** TRY IT **
This exercise needs the complete data reproduced exactly.

** DATASET RECORDS **
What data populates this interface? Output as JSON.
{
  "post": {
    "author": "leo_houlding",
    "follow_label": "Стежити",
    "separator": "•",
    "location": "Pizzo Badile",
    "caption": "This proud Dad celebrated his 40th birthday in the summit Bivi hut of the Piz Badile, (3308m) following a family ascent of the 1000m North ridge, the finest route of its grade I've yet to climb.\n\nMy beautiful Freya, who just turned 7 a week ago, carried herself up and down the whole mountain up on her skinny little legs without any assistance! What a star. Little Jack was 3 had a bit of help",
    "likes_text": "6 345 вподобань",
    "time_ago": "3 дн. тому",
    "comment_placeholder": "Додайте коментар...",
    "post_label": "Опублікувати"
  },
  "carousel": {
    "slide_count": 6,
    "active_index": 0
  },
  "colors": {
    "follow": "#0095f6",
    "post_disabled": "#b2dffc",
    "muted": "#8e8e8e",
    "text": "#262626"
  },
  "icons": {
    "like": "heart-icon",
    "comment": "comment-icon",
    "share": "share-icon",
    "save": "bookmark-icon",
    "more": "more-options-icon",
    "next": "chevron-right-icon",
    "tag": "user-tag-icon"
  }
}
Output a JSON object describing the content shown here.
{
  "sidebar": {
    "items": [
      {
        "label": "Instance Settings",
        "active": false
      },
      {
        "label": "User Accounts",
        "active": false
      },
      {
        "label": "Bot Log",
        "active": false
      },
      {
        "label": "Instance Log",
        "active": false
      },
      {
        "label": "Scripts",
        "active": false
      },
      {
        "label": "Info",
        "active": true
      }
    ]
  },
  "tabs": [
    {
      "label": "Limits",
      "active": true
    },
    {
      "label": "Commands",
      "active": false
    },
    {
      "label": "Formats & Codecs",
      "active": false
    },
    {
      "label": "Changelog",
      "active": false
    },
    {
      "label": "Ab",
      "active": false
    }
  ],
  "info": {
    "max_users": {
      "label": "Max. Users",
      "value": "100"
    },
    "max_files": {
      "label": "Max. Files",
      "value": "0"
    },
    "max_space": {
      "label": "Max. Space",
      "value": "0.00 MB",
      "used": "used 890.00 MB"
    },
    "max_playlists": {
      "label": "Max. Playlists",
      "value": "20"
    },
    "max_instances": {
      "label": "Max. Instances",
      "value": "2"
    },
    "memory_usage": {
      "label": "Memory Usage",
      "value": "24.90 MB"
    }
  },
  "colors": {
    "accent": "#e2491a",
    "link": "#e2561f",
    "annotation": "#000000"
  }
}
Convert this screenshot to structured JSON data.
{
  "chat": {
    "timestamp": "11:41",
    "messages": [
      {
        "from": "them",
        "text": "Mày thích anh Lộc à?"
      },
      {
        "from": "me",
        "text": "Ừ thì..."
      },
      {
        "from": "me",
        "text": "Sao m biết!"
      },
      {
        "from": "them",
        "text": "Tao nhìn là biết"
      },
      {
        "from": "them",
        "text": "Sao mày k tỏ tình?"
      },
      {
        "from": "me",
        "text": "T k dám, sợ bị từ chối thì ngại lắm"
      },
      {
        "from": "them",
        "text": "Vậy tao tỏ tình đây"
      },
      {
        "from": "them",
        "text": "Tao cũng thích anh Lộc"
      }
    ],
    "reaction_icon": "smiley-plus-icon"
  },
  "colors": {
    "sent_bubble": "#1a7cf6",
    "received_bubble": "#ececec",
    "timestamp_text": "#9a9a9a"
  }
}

** COMPLETED EXERCISE **
What data populates this interface? Output as JSON.
{
  "post": {
    "author": "leo_houlding",
    "follow_label": "Стежити",
    "separator": "•",
    "location": "Pizzo Badile",
    "caption": "This proud Dad celebrated his 40th birthday in the summit Bivi hut of the Piz Badile, (3308m) following a family ascent of the 1000m North ridge, the finest route of its grade I've yet to climb.\n\nMy beautiful Freya, who just turned 7 a week ago, carried herself up and down the whole mountain up on her skinny little legs without any assistance! What a star. Little Jack was 3 had a bit of help",
    "likes_text": "6 345 вподобань",
    "time_ago": "3 дн. тому",
    "comment_placeholder": "Додайте коментар...",
    "post_label": "Опублікувати"
  },
  "carousel": {
    "slide_count": 6,
    "active_index": 0
  },
  "colors": {
    "follow": "#0095f6",
    "post_disabled": "#b2dffc",
    "muted": "#8e8e8e",
    "text": "#262626"
  },
  "icons": {
    "like": "heart-icon",
    "comment": "comment-icon",
    "share": "share-icon",
    "save": "bookmark-icon",
    "more": "more-options-icon",
    "next": "chevron-right-icon",
    "tag": "user-tag-icon"
  }
}
Output a JSON object describing the content shown here.
{
  "sidebar": {
    "items": [
      {
        "label": "Instance Settings",
        "active": false
      },
      {
        "label": "User Accounts",
        "active": false
      },
      {
        "label": "Bot Log",
        "active": false
      },
      {
        "label": "Instance Log",
        "active": false
      },
      {
        "label": "Scripts",
        "active": false
      },
      {
        "label": "Info",
        "active": true
      }
    ]
  },
  "tabs": [
    {
      "label": "Limits",
      "active": true
    },
    {
      "label": "Commands",
      "active": false
    },
    {
      "label": "Formats & Codecs",
      "active": false
    },
    {
      "label": "Changelog",
      "active": false
    },
    {
      "label": "Ab",
      "active": false
    }
  ],
  "info": {
    "max_users": {
      "label": "Max. Users",
      "value": "100"
    },
    "max_files": {
      "label": "Max. Files",
      "value": "0"
    },
    "max_space": {
      "label": "Max. Space",
      "value": "0.00 MB",
      "used": "used 890.00 MB"
    },
    "max_playlists": {
      "label": "Max. Playlists",
      "value": "20"
    },
    "max_instances": {
      "label": "Max. Instances",
      "value": "2"
    },
    "memory_usage": {
      "label": "Memory Usage",
      "value": "24.90 MB"
    }
  },
  "colors": {
    "accent": "#e2491a",
    "link": "#e2561f",
    "annotation": "#000000"
  }
}
Convert this screenshot to structured JSON data.
{
  "chat": {
    "timestamp": "11:41",
    "messages": [
      {
        "from": "them",
        "text": "Mày thích anh Lộc à?"
      },
      {
        "from": "me",
        "text": "Ừ thì..."
      },
      {
        "from": "me",
        "text": "Sao m biết!"
      },
      {
        "from": "them",
        "text": "Tao nhìn là biết"
      },
      {
        "from": "them",
        "text": "Sao mày k tỏ tình?"
      },
      {
        "from": "me",
        "text": "T k dám, sợ bị từ chối thì ngại lắm"
      },
      {
        "from": "them",
        "text": "Vậy tao tỏ tình đây"
      },
      {
        "from": "them",
        "text": "Tao cũng thích anh Lộc"
      }
    ],
    "reaction_icon": "smiley-plus-icon"
  },
  "colors": {
    "sent_bubble": "#1a7cf6",
    "received_bubble": "#ececec",
    "timestamp_text": "#9a9a9a"
  }
}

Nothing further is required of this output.